The first proposals for WPL were actually made by Harold Macmillan’s Tory Government in 1962-4. These proposals, however, noted that WPL can force parking elsewhere, does not reflect journey length, does not target peak traffic and once the charge is paid it does not influence the number of journeys.
Harold Wilson’s 1964 Government did not take these proposals forward. In 2000, however, legislation did enable English councils to enact WPL and 12 years later Nottingham introduced the first (and only) UK scheme.
Nottingham introduced the charge not to raise income, but to solve the same congestion problem Edinburgh faces. Unlike Edinburgh (so far), however, Nottingham worked with neighbouring authorities to ensure the charge did not cause problems at the city boundary. The charge started deliberately low, then slowly increased over time – this gave employers (and employees) time to adapt.

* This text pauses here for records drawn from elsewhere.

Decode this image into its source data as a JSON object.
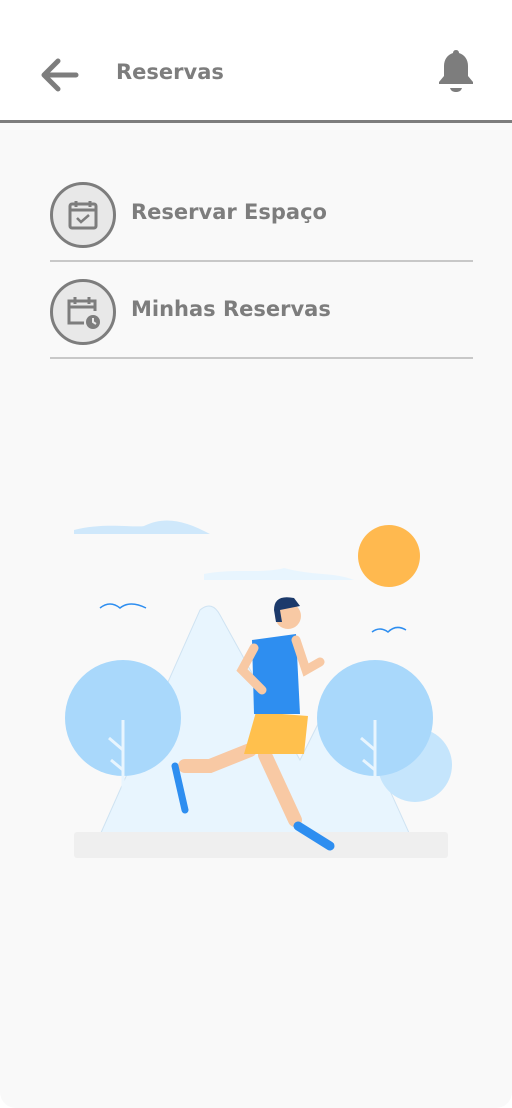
{
  "header": {
    "title": "Reservas",
    "back_icon": "arrow-left-icon",
    "notification_icon": "bell-icon"
  },
  "menu": [
    {
      "label": "Reservar Espaço",
      "icon": "calendar-check-icon"
    },
    {
      "label": "Minhas Reservas",
      "icon": "calendar-clock-icon"
    }
  ],
  "colors": {
    "text": "#7d7d7d",
    "divider": "#c8c8c8",
    "sun": "#ffb94f",
    "tree": "#a9d8fb",
    "shirt": "#2e8ef0",
    "shorts": "#ffc04d"
  }
}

Exemptions for small businesses mean that only 40% of employers pay the charge. The income was used to fund transformative improvements to public transport.
Nottingham’s experience has been positive, so it is right that we undertake a dialogue with the public to see if it would work in Edinburgh. Any income should not be used to backfill cuts, but must be used to transform active and public transport. Lastly, if introduced in Edinburgh I will argue that Edinburgh’s Councillors and Holyrood’s MSPs are first in line to pay the charge.